a musician. That focus, that thought, forms the connection between
musician and audience."
The connection between musician and audience, Watts believes, is
rather than intellectual, and depends heavily on intuition. Rigid
formulas and fixed procedures have no place in program-making, as
Watts sees it. Variety and balance are his watchwords. "A program
is like a fine meal," he says. "You don’t eat the same meal
Watts, who is chiefly responsible for programming,
attention both on the pieces to be played in concert, and on their
precise order. "We want a program to flow in an easy way so that
it’s enjoyable," he says. "We’ll rearrange it if it doesn’t
flow. Each program must lift the audience and take it someplace. Each
piece must lead somewhere. The audience is always aware of whether
a program goes somewhere, even if they’re not conscious of it."
Convinced that communicating musically is a two-way street, Watts,
the resident philosopher of the Canadian Brass, said in an Internet
interview that "the more experience you have, the stronger
you have to your own frequency [individuality], and the more influence
you have over an audience, no matter what you play. When you identify
with something — God or love — you are completely open. That’s
where infinite energy comes from. If you say, `I only had three hours
sleep last night and it’s not a very good audience, or this job
pay very much,’ then that’s what the audience gets.

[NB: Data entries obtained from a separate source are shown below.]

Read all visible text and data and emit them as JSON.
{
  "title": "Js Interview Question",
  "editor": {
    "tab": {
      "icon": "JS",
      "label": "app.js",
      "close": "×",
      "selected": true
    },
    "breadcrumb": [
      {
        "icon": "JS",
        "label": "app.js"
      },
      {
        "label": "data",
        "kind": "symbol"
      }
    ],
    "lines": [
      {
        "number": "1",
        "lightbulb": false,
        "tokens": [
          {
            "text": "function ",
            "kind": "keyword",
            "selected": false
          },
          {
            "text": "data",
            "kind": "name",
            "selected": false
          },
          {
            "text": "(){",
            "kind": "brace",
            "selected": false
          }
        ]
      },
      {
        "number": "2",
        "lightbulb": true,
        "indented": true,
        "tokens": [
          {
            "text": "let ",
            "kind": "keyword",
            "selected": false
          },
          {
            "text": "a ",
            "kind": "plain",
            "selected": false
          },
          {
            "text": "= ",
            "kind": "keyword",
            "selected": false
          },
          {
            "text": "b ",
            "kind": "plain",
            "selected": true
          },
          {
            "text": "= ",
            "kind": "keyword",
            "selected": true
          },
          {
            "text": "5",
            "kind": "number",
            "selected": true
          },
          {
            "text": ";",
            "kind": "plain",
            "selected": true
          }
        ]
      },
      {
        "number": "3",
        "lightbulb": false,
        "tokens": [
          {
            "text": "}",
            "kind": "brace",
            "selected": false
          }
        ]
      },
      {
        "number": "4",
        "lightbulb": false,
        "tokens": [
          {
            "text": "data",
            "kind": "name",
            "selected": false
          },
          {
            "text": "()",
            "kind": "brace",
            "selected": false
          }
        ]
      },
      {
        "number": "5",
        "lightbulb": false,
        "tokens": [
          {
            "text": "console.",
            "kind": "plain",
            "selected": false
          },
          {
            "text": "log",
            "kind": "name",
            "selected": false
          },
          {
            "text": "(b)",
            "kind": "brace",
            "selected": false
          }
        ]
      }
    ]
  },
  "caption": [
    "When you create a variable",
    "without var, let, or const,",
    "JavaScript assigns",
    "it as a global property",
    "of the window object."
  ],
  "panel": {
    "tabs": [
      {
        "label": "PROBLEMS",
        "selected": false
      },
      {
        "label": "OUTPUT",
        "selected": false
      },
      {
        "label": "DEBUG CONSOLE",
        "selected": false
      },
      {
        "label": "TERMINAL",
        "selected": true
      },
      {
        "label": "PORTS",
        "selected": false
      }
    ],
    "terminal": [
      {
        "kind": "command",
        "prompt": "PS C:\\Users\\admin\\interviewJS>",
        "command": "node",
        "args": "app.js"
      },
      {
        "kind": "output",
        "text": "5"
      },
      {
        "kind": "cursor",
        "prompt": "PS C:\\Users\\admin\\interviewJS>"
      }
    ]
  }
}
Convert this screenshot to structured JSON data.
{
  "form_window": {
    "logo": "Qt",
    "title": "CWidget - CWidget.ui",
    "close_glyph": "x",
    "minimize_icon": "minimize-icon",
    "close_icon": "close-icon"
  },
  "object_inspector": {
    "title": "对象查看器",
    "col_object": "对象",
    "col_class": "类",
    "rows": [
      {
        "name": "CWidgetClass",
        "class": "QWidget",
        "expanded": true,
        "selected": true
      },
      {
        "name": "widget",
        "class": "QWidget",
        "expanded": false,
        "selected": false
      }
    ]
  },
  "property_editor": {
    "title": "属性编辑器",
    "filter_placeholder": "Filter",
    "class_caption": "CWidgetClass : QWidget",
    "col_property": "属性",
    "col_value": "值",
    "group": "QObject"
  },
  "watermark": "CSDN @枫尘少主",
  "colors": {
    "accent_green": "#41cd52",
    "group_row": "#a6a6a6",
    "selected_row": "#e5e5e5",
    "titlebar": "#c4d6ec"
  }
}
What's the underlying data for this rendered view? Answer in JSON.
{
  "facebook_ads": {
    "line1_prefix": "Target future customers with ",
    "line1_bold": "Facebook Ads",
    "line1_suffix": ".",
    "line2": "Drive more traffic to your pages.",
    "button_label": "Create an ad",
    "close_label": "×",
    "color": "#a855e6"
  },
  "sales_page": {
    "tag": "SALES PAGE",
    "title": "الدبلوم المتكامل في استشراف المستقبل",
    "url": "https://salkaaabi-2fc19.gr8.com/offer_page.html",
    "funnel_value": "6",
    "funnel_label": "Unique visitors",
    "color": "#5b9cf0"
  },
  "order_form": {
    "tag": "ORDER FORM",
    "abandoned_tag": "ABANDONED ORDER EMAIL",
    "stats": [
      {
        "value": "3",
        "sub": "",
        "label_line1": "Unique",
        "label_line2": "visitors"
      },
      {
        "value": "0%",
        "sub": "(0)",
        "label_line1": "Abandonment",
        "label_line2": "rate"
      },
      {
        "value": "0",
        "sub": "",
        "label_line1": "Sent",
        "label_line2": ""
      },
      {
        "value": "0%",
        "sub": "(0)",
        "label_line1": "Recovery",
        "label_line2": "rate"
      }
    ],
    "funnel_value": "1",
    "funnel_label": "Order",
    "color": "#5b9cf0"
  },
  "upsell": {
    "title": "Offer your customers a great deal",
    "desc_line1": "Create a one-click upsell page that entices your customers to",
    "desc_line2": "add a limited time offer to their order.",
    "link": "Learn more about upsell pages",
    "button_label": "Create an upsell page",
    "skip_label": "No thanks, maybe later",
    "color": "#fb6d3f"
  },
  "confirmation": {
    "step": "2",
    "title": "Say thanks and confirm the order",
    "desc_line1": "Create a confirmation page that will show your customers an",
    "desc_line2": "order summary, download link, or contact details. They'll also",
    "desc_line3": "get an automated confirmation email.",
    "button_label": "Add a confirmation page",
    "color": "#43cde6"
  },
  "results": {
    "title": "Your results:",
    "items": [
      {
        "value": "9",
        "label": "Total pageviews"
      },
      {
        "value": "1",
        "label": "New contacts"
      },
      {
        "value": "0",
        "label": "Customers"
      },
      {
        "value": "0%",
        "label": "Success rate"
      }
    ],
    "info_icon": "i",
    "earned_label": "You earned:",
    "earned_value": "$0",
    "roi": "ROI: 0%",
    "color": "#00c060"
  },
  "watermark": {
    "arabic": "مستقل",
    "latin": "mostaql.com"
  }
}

I like to tell
young performers that the audience knows every thought you have, not
intellectually but by feeling."
Watts is convinced that music makes a profound impression on the human
"Any kind of music has an effect on the nervous system," he
says. "It affects the way we feel about ourselves. Classical music
is wonderful because it takes us to the deepest level of experience.
The `Mozart effect’ is just the tip of what’s going to be
He refers to the evidence that listening to classical music enhances
the cognitive ability of young children.
Much of the listening advocated by proponents of the Mozart effect
is listening to recorded music. Watts considers working with
a problem, and, therefore, open to criticism.
"Music must be live to be effective," he says. "When you
listen to a recording, it has an effect because of your memory of
a performance." How does he evaluate the effect of music on people
who have heard only recordings, and have never been exposed to live
music? "People who have only heard recordings will be really [he
underlines the word with his voice] excited when they hear live
Watts frets about excessive focus on the technical and intellectual
aspects of music. He introduced the Brass to meditation. Mindful of
the spiritual, or metaphysical aspects of music, he favors reining
in the intellect. "There’s nothing wrong with the intellect as
long as it’s used properly," he says. "It’s like a computer.
If it turns out to be the master, then we are in trouble."
Remaining master of the computer, Watts is justifiably enthusiastic
about his ensemble’s excellent website, www.canadianbrass.com.
Updated once or twice a month, the site contains schedules,
archival information, interviews, and tips about brass instruments.
Watts looks to New Age ideas as a valuable corrective to received
wisdom. "The world is changing," he says. "We can accept
the idea of non-verbal experience. That’s what music gives us. Kids
need experience beyond the world of information and intellect. What
the world needs now is love. Music is beginning to be rediscovered.
New Age goes back to old known effects of music and results in
how to present music. Everybody always knew music was mystical. Just
think about chant and about plainsong in church." For those
of mysticism, however, there is no need to fear overdosing on the
spiritual when one is exposed to the Canadian Brass.
As Watts’ ideas about music take form in the reality of performance,
the light touch is a major component of Canadian Brass’s
The mysticism of the Canadian Brass cohabits comfortably with the
group’s earthiness. "One reason we’re seemingly different,"
says Watts, "is that we have a relaxed approach to something
— Elaine Strauss
New Brunswick, 877-782-8311. $20 to $38. Thursday, December 16,
Corrections or additions?
This page is published by PrincetonInfo.com
— the web site for U.S. 1 Newspaper in Princeton, New Jersey.